_Task requirements_: Which lines of the data contain the string "Management"? Show each of them.
== Dataset records
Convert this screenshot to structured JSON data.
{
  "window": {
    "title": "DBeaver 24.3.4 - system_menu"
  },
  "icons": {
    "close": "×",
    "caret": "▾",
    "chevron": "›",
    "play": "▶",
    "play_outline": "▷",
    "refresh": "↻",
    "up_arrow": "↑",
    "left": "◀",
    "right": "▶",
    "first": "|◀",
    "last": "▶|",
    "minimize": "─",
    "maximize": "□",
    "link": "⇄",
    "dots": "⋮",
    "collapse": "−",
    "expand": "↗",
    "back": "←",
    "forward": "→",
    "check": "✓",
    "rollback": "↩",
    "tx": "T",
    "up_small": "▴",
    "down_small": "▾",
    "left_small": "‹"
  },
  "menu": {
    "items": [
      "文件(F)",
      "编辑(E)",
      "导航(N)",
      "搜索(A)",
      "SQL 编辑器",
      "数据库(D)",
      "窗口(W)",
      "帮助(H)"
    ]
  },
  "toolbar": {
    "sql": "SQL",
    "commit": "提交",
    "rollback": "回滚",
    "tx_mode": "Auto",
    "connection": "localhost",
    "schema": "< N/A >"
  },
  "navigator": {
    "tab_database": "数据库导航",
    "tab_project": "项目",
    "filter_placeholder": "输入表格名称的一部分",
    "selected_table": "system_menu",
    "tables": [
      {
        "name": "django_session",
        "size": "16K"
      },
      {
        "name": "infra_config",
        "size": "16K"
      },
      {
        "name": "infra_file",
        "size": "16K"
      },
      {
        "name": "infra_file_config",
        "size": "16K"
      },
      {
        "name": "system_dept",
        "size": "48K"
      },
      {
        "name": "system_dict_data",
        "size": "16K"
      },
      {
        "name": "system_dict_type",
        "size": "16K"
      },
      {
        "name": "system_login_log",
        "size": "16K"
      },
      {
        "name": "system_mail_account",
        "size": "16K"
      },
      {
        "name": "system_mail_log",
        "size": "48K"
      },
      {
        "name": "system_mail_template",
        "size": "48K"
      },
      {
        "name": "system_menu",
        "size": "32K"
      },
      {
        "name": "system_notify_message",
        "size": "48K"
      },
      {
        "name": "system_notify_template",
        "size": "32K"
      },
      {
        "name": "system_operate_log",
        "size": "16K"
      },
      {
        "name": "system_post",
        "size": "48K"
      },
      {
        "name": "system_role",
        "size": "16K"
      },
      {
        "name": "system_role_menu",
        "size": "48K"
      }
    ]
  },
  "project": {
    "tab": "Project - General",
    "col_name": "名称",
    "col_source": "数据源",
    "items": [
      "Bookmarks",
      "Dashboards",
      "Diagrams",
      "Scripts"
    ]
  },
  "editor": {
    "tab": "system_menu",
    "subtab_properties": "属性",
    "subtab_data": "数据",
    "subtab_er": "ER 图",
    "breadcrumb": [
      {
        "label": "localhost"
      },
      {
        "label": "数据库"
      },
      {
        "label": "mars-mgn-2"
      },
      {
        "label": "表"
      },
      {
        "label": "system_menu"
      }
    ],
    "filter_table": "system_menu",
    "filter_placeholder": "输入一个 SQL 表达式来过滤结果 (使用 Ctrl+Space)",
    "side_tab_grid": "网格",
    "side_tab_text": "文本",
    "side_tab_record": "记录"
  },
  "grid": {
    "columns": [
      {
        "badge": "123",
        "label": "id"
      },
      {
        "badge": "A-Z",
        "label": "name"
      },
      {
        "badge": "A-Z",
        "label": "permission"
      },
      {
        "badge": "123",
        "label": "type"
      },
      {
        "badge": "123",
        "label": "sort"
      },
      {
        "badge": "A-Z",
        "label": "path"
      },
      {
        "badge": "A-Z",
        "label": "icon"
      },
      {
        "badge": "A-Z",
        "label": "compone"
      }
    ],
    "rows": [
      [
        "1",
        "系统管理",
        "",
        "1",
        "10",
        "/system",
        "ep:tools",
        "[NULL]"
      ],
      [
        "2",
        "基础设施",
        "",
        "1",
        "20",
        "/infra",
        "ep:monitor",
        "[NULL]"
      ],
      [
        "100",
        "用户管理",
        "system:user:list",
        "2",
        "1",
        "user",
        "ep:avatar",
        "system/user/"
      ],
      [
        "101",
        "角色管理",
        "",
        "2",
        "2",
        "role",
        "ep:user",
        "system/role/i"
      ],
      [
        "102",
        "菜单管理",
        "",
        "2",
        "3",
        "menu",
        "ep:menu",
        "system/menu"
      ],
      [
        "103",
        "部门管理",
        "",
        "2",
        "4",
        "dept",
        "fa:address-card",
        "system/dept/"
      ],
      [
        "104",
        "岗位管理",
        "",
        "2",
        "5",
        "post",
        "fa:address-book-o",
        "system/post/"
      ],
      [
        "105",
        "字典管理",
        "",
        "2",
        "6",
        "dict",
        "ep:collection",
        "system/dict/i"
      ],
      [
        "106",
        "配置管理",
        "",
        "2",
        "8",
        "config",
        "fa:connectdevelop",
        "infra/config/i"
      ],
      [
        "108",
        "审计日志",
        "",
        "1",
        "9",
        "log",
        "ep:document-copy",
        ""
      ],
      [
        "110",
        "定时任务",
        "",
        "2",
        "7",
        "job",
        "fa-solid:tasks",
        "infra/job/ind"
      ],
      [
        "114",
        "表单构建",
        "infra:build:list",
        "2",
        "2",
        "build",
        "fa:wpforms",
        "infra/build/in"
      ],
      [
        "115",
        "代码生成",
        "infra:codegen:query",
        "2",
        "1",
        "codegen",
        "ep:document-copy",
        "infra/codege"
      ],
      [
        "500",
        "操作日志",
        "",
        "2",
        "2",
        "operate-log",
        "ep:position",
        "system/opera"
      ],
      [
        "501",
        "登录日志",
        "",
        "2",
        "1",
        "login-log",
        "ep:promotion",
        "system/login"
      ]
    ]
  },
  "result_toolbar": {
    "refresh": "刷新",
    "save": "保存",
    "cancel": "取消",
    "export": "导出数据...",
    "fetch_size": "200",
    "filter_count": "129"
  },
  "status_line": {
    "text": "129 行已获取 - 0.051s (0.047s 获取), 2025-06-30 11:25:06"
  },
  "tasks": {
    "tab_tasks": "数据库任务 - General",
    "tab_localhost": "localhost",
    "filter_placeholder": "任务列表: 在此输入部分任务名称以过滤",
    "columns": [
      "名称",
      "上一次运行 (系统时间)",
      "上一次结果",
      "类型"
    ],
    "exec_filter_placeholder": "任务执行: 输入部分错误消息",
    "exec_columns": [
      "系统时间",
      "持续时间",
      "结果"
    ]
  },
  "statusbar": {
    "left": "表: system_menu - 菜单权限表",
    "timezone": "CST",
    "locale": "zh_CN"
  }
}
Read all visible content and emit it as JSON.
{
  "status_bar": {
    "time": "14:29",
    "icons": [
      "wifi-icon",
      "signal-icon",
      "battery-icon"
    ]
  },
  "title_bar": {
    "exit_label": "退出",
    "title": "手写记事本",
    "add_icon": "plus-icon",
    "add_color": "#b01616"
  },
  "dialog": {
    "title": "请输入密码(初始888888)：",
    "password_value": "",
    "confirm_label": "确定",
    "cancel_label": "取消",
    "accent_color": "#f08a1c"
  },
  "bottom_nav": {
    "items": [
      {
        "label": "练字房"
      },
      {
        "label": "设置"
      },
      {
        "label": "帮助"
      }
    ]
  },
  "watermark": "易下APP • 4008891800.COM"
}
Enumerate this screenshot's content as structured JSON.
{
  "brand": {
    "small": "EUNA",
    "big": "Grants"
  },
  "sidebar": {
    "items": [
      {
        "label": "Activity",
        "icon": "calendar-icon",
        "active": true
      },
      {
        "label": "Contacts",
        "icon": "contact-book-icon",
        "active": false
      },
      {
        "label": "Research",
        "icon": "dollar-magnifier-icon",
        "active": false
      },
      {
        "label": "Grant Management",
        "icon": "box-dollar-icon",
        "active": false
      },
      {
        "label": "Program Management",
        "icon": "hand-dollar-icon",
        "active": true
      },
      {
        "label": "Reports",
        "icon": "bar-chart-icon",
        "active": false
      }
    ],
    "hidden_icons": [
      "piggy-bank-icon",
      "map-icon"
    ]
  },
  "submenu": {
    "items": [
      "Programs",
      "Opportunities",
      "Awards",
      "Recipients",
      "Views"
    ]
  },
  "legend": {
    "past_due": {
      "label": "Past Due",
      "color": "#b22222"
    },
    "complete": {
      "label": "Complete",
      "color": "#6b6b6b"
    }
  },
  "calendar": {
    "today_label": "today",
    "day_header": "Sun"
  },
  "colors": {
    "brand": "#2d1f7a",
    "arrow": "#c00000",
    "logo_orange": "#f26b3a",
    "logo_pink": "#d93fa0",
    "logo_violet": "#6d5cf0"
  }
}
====
_Solution for this problem_:
        "label": "Grant Management",
        "label": "Program Management",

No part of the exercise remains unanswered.